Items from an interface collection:
• • • •
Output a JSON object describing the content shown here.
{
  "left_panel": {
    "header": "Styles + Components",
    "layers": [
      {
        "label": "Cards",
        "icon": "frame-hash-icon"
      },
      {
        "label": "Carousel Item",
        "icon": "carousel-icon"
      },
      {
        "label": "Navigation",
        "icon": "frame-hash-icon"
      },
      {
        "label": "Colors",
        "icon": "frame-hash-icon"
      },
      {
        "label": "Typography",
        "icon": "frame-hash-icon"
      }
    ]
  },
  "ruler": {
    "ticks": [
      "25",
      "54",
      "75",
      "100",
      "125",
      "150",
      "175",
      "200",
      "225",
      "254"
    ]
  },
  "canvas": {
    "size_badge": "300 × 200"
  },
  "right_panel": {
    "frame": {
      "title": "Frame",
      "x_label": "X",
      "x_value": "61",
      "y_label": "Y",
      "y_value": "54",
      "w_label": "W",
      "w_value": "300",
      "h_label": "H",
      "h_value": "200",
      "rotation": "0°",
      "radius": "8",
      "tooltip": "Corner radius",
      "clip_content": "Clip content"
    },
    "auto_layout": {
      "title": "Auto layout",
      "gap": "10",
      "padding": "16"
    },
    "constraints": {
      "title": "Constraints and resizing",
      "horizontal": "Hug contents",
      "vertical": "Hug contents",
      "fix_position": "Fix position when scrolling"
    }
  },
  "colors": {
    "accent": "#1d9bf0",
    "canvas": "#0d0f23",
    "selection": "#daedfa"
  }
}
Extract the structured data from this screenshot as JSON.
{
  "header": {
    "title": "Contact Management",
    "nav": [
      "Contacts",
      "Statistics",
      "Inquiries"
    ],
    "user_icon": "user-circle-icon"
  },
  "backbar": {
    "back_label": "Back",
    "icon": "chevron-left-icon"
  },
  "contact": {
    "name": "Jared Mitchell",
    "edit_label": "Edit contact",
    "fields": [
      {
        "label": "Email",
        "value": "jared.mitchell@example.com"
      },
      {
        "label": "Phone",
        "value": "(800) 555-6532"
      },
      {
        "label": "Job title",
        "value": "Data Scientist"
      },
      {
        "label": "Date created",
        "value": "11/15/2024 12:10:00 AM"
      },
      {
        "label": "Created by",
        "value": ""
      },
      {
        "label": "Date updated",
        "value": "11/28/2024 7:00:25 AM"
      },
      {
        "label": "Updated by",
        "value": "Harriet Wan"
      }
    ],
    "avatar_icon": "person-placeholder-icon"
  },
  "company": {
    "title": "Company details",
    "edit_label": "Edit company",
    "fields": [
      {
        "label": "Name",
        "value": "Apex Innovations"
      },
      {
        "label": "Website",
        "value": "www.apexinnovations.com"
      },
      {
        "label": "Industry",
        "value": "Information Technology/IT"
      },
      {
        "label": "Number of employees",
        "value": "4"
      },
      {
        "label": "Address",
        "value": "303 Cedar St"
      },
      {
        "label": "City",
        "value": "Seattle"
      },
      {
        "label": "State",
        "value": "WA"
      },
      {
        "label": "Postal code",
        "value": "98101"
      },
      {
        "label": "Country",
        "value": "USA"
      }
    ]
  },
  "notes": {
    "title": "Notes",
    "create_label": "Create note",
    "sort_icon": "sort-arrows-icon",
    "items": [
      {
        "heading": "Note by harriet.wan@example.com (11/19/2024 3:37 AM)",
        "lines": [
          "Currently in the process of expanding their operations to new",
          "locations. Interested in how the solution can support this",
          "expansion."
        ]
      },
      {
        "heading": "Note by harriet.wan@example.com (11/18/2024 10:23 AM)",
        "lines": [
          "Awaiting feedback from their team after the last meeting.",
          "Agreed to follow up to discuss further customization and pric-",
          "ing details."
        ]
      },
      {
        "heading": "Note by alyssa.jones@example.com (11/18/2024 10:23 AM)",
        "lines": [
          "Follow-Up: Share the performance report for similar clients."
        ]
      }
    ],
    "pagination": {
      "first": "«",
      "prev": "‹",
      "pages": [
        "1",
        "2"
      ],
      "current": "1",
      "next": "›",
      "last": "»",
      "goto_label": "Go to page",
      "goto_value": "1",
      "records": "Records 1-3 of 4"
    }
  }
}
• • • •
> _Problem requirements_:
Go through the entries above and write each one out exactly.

> _Answer to the problem_:
Output a JSON object describing the content shown here.
{
  "left_panel": {
    "header": "Styles + Components",
    "layers": [
      {
        "label": "Cards",
        "icon": "frame-hash-icon"
      },
      {
        "label": "Carousel Item",
        "icon": "carousel-icon"
      },
      {
        "label": "Navigation",
        "icon": "frame-hash-icon"
      },
      {
        "label": "Colors",
        "icon": "frame-hash-icon"
      },
      {
        "label": "Typography",
        "icon": "frame-hash-icon"
      }
    ]
  },
  "ruler": {
    "ticks": [
      "25",
      "54",
      "75",
      "100",
      "125",
      "150",
      "175",
      "200",
      "225",
      "254"
    ]
  },
  "canvas": {
    "size_badge": "300 × 200"
  },
  "right_panel": {
    "frame": {
      "title": "Frame",
      "x_label": "X",
      "x_value": "61",
      "y_label": "Y",
      "y_value": "54",
      "w_label": "W",
      "w_value": "300",
      "h_label": "H",
      "h_value": "200",
      "rotation": "0°",
      "radius": "8",
      "tooltip": "Corner radius",
      "clip_content": "Clip content"
    },
    "auto_layout": {
      "title": "Auto layout",
      "gap": "10",
      "padding": "16"
    },
    "constraints": {
      "title": "Constraints and resizing",
      "horizontal": "Hug contents",
      "vertical": "Hug contents",
      "fix_position": "Fix position when scrolling"
    }
  },
  "colors": {
    "accent": "#1d9bf0",
    "canvas": "#0d0f23",
    "selection": "#daedfa"
  }
}
Extract the structured data from this screenshot as JSON.
{
  "header": {
    "title": "Contact Management",
    "nav": [
      "Contacts",
      "Statistics",
      "Inquiries"
    ],
    "user_icon": "user-circle-icon"
  },
  "backbar": {
    "back_label": "Back",
    "icon": "chevron-left-icon"
  },
  "contact": {
    "name": "Jared Mitchell",
    "edit_label": "Edit contact",
    "fields": [
      {
        "label": "Email",
        "value": "jared.mitchell@example.com"
      },
      {
        "label": "Phone",
        "value": "(800) 555-6532"
      },
      {
        "label": "Job title",
        "value": "Data Scientist"
      },
      {
        "label": "Date created",
        "value": "11/15/2024 12:10:00 AM"
      },
      {
        "label": "Created by",
        "value": ""
      },
      {
        "label": "Date updated",
        "value": "11/28/2024 7:00:25 AM"
      },
      {
        "label": "Updated by",
        "value": "Harriet Wan"
      }
    ],
    "avatar_icon": "person-placeholder-icon"
  },
  "company": {
    "title": "Company details",
    "edit_label": "Edit company",
    "fields": [
      {
        "label": "Name",
        "value": "Apex Innovations"
      },
      {
        "label": "Website",
        "value": "www.apexinnovations.com"
      },
      {
        "label": "Industry",
        "value": "Information Technology/IT"
      },
      {
        "label": "Number of employees",
        "value": "4"
      },
      {
        "label": "Address",
        "value": "303 Cedar St"
      },
      {
        "label": "City",
        "value": "Seattle"
      },
      {
        "label": "State",
        "value": "WA"
      },
      {
        "label": "Postal code",
        "value": "98101"
      },
      {
        "label": "Country",
        "value": "USA"
      }
    ]
  },
  "notes": {
    "title": "Notes",
    "create_label": "Create note",
    "sort_icon": "sort-arrows-icon",
    "items": [
      {
        "heading": "Note by harriet.wan@example.com (11/19/2024 3:37 AM)",
        "lines": [
          "Currently in the process of expanding their operations to new",
          "locations. Interested in how the solution can support this",
          "expansion."
        ]
      },
      {
        "heading": "Note by harriet.wan@example.com (11/18/2024 10:23 AM)",
        "lines": [
          "Awaiting feedback from their team after the last meeting.",
          "Agreed to follow up to discuss further customization and pric-",
          "ing details."
        ]
      },
      {
        "heading": "Note by alyssa.jones@example.com (11/18/2024 10:23 AM)",
        "lines": [
          "Follow-Up: Share the performance report for similar clients."
        ]
      }
    ],
    "pagination": {
      "first": "«",
      "prev": "‹",
      "pages": [
        "1",
        "2"
      ],
      "current": "1",
      "next": "›",
      "last": "»",
      "goto_label": "Go to page",
      "goto_value": "1",
      "records": "Records 1-3 of 4"
    }
  }
}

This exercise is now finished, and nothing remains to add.